Every now and again a new product or invention hits the headlines that gets people excited. Sugru, a self-setting rubber that can formed by hand, like modeling clay, has recently been compared in terms of significance to Blu-Tack or Sellotape. It sticks to pretty much anything and is incredibly durable, can withstand very high and low temperatures, is waterproof and can also be removed from non-porous surfaces.
Sugru would seem to have appeared from nowhere, but is actually the result of over ten years of hard work and perseverance from its inventor Jane Ni Dhulchaointigh, who began her first experiments with the material whilst studying at college and has spent a decade developing the product. Over the intervening years, she has been busy building the team around her, trying to attract investment and hone Sugru (which means ‘play’ in Irish) to become the product that is available today.
Her story in itself is inspiring, from the seeds of the idea, through the highs and lows, the ups and downs until her idea has become and will undoubtedly continue to be used by people all over the world to fix, adapt, hack and mend broken or existing products in inventive ways. To give you an idea, Sugru has been used as a car engine sealant, to send a camera in to space for a school project, on ski poles in the north pole and by a British fencer to personalize his foil during the 2012 Olympic Games. It seems to be quite useful for much more mundane things like sticking shoes together, protecting wires, to hang stuff from, patch bits together, protect fragile things and much, much more.

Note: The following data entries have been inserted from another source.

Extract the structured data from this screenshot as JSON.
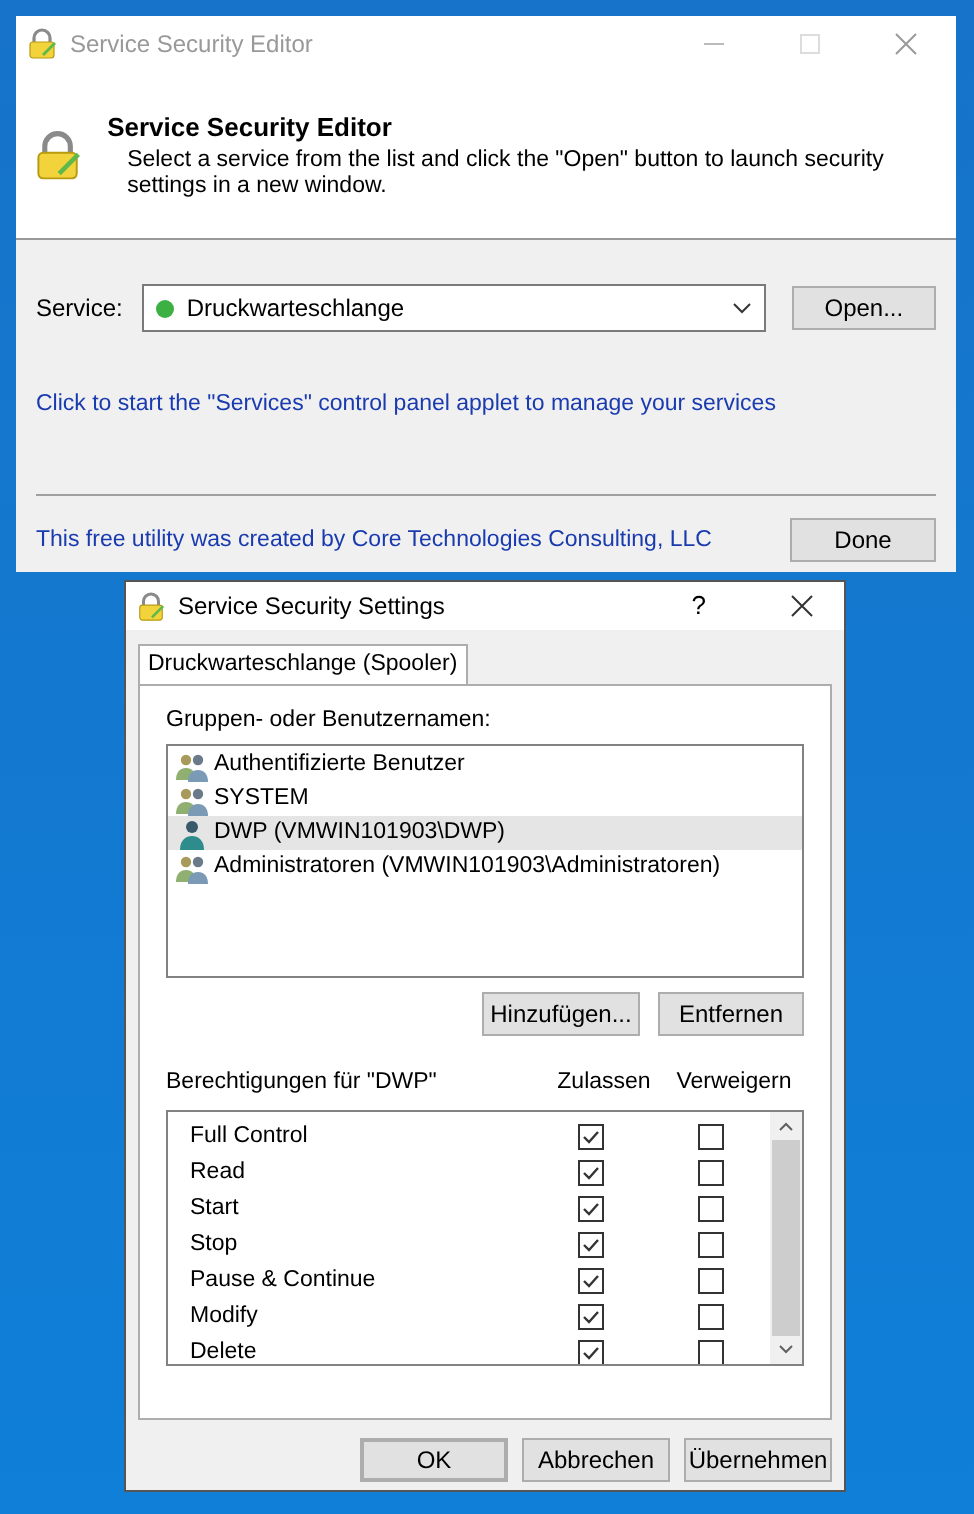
{
  "main_window": {
    "title": "Service Security Editor",
    "header_title": "Service Security Editor",
    "header_text": "Select a service from the list and click the \"Open\" button to launch security settings in a new window.",
    "service_label": "Service:",
    "service_value": "Druckwarteschlange",
    "open_button": "Open...",
    "services_link": "Click to start the \"Services\" control panel applet to manage your services",
    "credit": "This free utility was created by Core Technologies Consulting, LLC",
    "done_button": "Done"
  },
  "settings_window": {
    "title": "Service Security Settings",
    "help": "?",
    "tab": "Druckwarteschlange (Spooler)",
    "users_label": "Gruppen- oder Benutzernamen:",
    "users": [
      {
        "name": "Authentifizierte Benutzer",
        "kind": "group",
        "selected": false
      },
      {
        "name": "SYSTEM",
        "kind": "group",
        "selected": false
      },
      {
        "name": "DWP (VMWIN101903\\DWP)",
        "kind": "user",
        "selected": true
      },
      {
        "name": "Administratoren (VMWIN101903\\Administratoren)",
        "kind": "group",
        "selected": false
      }
    ],
    "add_button": "Hinzufügen...",
    "remove_button": "Entfernen",
    "permissions_label": "Berechtigungen für \"DWP\"",
    "allow_header": "Zulassen",
    "deny_header": "Verweigern",
    "permissions": [
      {
        "name": "Full Control",
        "allow": true,
        "deny": false
      },
      {
        "name": "Read",
        "allow": true,
        "deny": false
      },
      {
        "name": "Start",
        "allow": true,
        "deny": false
      },
      {
        "name": "Stop",
        "allow": true,
        "deny": false
      },
      {
        "name": "Pause & Continue",
        "allow": true,
        "deny": false
      },
      {
        "name": "Modify",
        "allow": true,
        "deny": false
      },
      {
        "name": "Delete",
        "allow": true,
        "deny": false
      }
    ],
    "buttons": [
      "OK",
      "Abbrechen",
      "Übernehmen"
    ]
  }
}
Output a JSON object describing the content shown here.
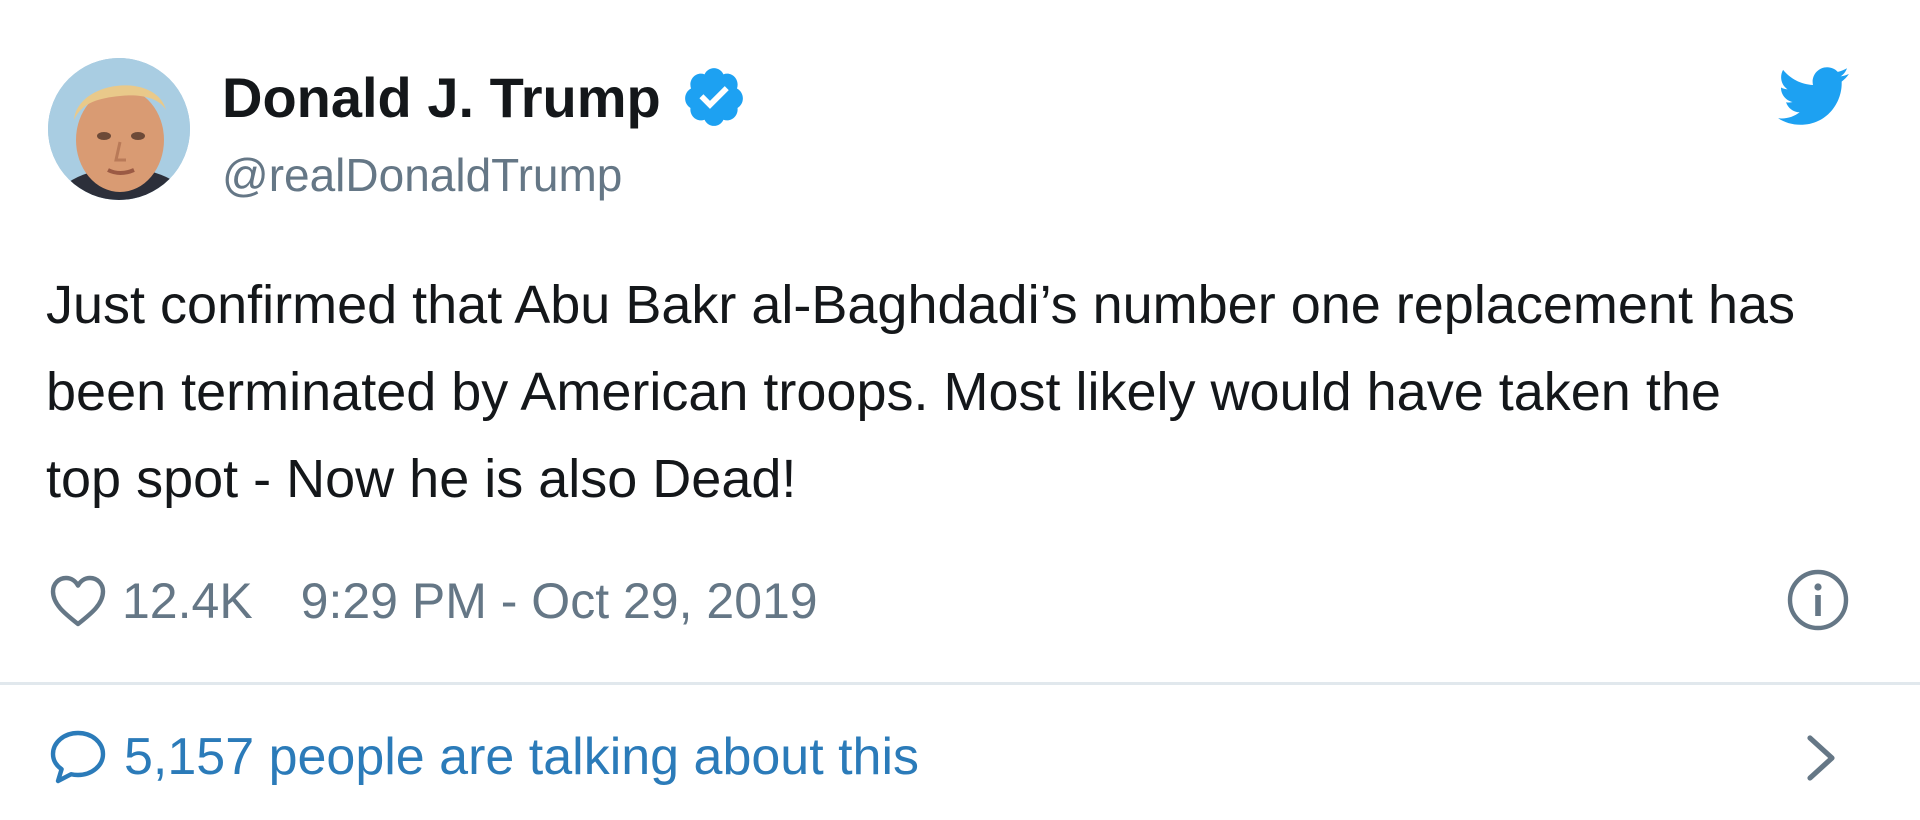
{
  "author": {
    "display_name": "Donald J. Trump",
    "handle": "@realDonaldTrump",
    "verified": true
  },
  "tweet": {
    "text": "Just confirmed that Abu Bakr al-Baghdadi’s number one replacement has been terminated by American troops. Most likely would have taken the top spot - Now he is also Dead!"
  },
  "meta": {
    "like_count": "12.4K",
    "timestamp": "9:29 PM - Oct 29, 2019"
  },
  "footer": {
    "talking_text": "5,157 people are talking about this"
  },
  "icons": {
    "brand": "twitter-bird-icon",
    "verified": "verified-badge-icon",
    "like": "heart-icon",
    "info": "info-icon",
    "reply": "speech-bubble-icon",
    "expand": "chevron-right-icon"
  },
  "colors": {
    "twitter_blue": "#1da1f2",
    "link_blue": "#2b7bb9",
    "secondary_text": "#657786",
    "primary_text": "#14171a",
    "divider": "#e1e8ed"
  }
}
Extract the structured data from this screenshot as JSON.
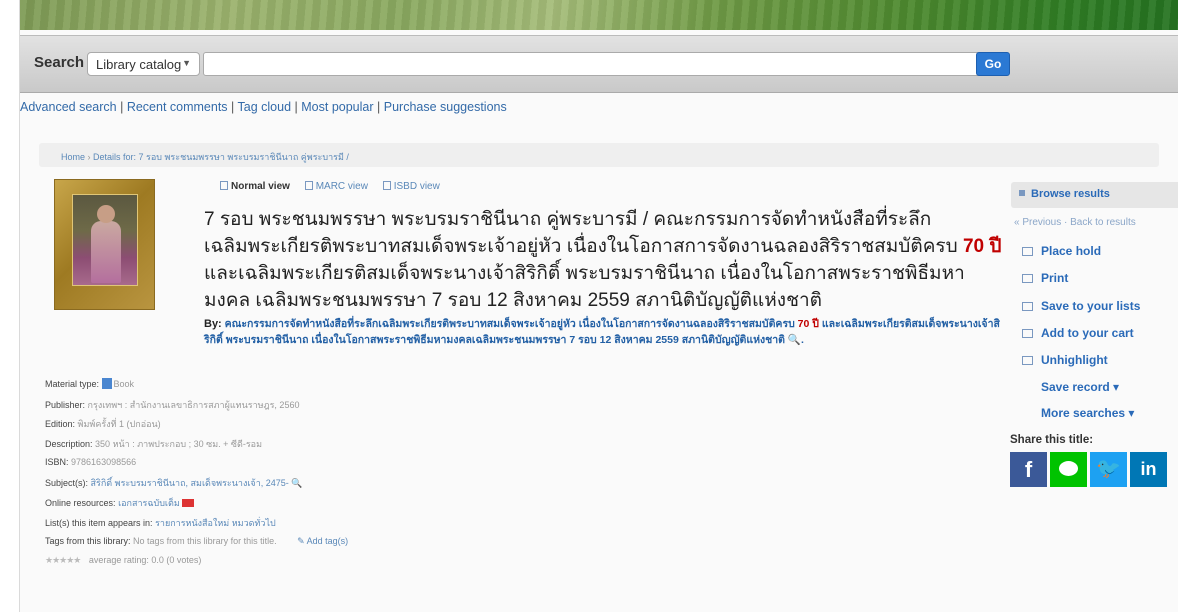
{
  "search": {
    "label": "Search",
    "scope": "Library catalog",
    "query": "",
    "go_label": "Go"
  },
  "more_searches": [
    "Advanced search",
    "Recent comments",
    "Tag cloud",
    "Most popular",
    "Purchase suggestions"
  ],
  "breadcrumbs": {
    "home": "Home",
    "current": "Details for: 7 รอบ พระชนมพรรษา พระบรมราชินีนาถ คู่พระบารมี /"
  },
  "views": {
    "normal": "Normal view",
    "marc": "MARC view",
    "isbd": "ISBD view"
  },
  "record": {
    "title_part1": "7 รอบ พระชนมพรรษา พระบรมราชินีนาถ คู่พระบารมี / คณะกรรมการจัดทำหนังสือที่ระลึก เฉลิมพระเกียรติพระบาทสมเด็จพระเจ้าอยู่หัว เนื่องในโอกาสการจัดงานฉลองสิริราชสมบัติครบ ",
    "title_highlight": "70 ปี",
    "title_part2": " และเฉลิมพระเกียรติสมเด็จพระนางเจ้าสิริกิติ์ พระบรมราชินีนาถ เนื่องในโอกาสพระราชพิธีมหามงคล เฉลิมพระชนมพรรษา 7 รอบ 12 สิงหาคม 2559 สภานิติบัญญัติแห่งชาติ",
    "by_label": "By:",
    "author_part1": "คณะกรรมการจัดทำหนังสือที่ระลึกเฉลิมพระเกียรติพระบาทสมเด็จพระเจ้าอยู่หัว เนื่องในโอกาสการจัดงานฉลองสิริราชสมบัติครบ ",
    "author_highlight": "70 ปี",
    "author_part2": " และเฉลิมพระเกียรติสมเด็จพระนางเจ้าสิริกิติ์ พระบรมราชินีนาถ เนื่องในโอกาสพระราชพิธีมหามงคลเฉลิมพระชนมพรรษา 7 รอบ 12 สิงหาคม 2559 สภานิติบัญญัติแห่งชาติ",
    "author_suffix": "."
  },
  "details": {
    "material_label": "Material type:",
    "material_value": "Book",
    "publisher_label": "Publisher:",
    "publisher_value": "กรุงเทพฯ : สำนักงานเลขาธิการสภาผู้แทนราษฎร, 2560",
    "edition_label": "Edition:",
    "edition_value": "พิมพ์ครั้งที่ 1 (ปกอ่อน)",
    "description_label": "Description:",
    "description_value": "350 หน้า : ภาพประกอบ ; 30 ซม. + ซีดี-รอม",
    "isbn_label": "ISBN:",
    "isbn_value": "9786163098566",
    "subjects_label": "Subject(s):",
    "subjects_value": "สิริกิติ์ พระบรมราชินีนาถ, สมเด็จพระนางเจ้า, 2475-",
    "online_label": "Online resources:",
    "online_value": "เอกสารฉบับเต็ม",
    "lists_label": "List(s) this item appears in:",
    "lists_value": "รายการหนังสือใหม่ หมวดทั่วไป",
    "tags_label": "Tags from this library:",
    "tags_value": "No tags from this library for this title.",
    "add_tags": "Add tag(s)",
    "stars": "★★★★★",
    "rating": "average rating: 0.0 (0 votes)"
  },
  "sidebar": {
    "browse_label": "Browse results",
    "previous": "« Previous",
    "back": "Back to results",
    "actions": [
      "Place hold",
      "Print",
      "Save to your lists",
      "Add to your cart",
      "Unhighlight"
    ],
    "save_record": "Save record ▾",
    "more_searches": "More searches ▾",
    "share_label": "Share this title:"
  },
  "colors": {
    "accent": "#2a6ab8",
    "go_button": "#2b79d4",
    "highlight": "#c00000",
    "facebook": "#3b5998",
    "line": "#00c300",
    "twitter": "#1da1f2",
    "linkedin": "#0077b5"
  }
}
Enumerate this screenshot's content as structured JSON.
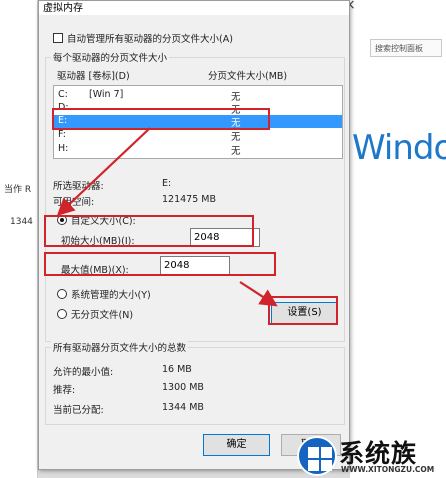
{
  "background": {
    "left_texts": [
      "当作 R",
      "1344"
    ],
    "search_placeholder": "搜索控制面板",
    "brand_text": "Windo",
    "close_glyph": "×"
  },
  "dialog": {
    "title": "虚拟内存",
    "auto_manage_label": "自动管理所有驱动器的分页文件大小(A)",
    "auto_manage_checked": false,
    "group_title": "每个驱动器的分页文件大小",
    "list_headers": {
      "drive": "驱动器 [卷标](D)",
      "size": "分页文件大小(MB)"
    },
    "drives": [
      {
        "letter": "C:",
        "label": "[Win 7]",
        "size": "无"
      },
      {
        "letter": "D:",
        "label": "",
        "size": "无"
      },
      {
        "letter": "E:",
        "label": "",
        "size": "无",
        "selected": true
      },
      {
        "letter": "F:",
        "label": "",
        "size": "无"
      },
      {
        "letter": "H:",
        "label": "",
        "size": "无"
      }
    ],
    "selected_drive_label": "所选驱动器:",
    "selected_drive_value": "E:",
    "available_space_label": "可用空间:",
    "available_space_value": "121475 MB",
    "custom_size_label": "自定义大小(C):",
    "initial_size_label": "初始大小(MB)(I):",
    "initial_size_value": "2048",
    "max_size_label": "最大值(MB)(X):",
    "max_size_value": "2048",
    "system_managed_label": "系统管理的大小(Y)",
    "no_paging_label": "无分页文件(N)",
    "set_button": "设置(S)",
    "summary_title": "所有驱动器分页文件大小的总数",
    "min_allowed_label": "允许的最小值:",
    "min_allowed_value": "16 MB",
    "recommended_label": "推荐:",
    "recommended_value": "1300 MB",
    "current_label": "当前已分配:",
    "current_value": "1344 MB",
    "ok_button": "确定",
    "cancel_button": "取消"
  },
  "watermark": {
    "text": "系统族",
    "url": "WWW.XITONGZU.COM"
  },
  "colors": {
    "annotation_red": "#d0232a",
    "selection_blue": "#3399ff",
    "brand_blue": "#1e78c9"
  }
}
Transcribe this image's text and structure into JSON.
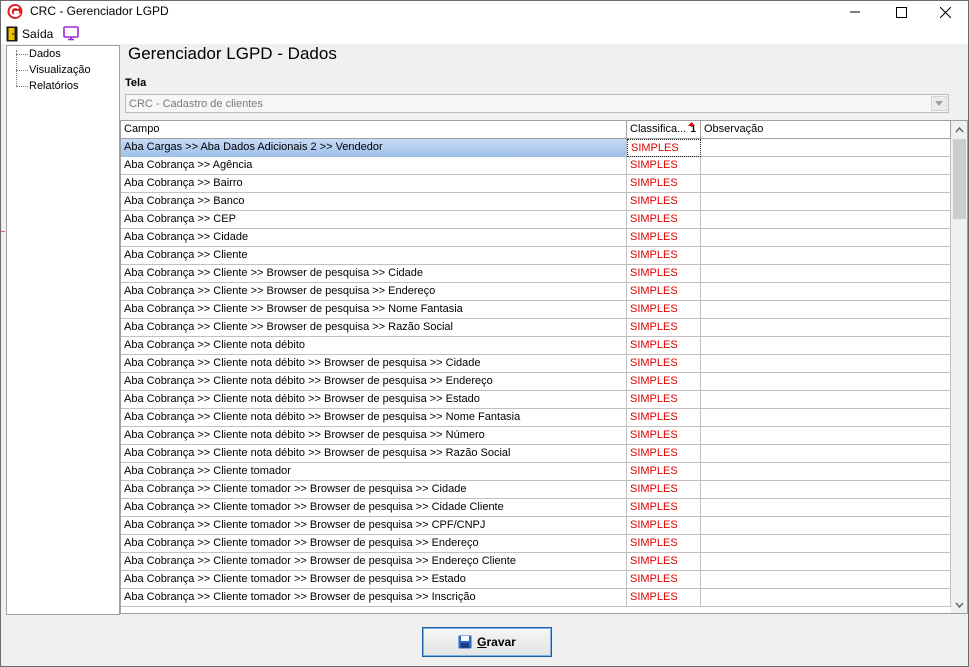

Because there seems to be no end to what Sugru can be used for, we are in no doubt that it will go from strength to strength and one day we won’t know how we ever managed without it.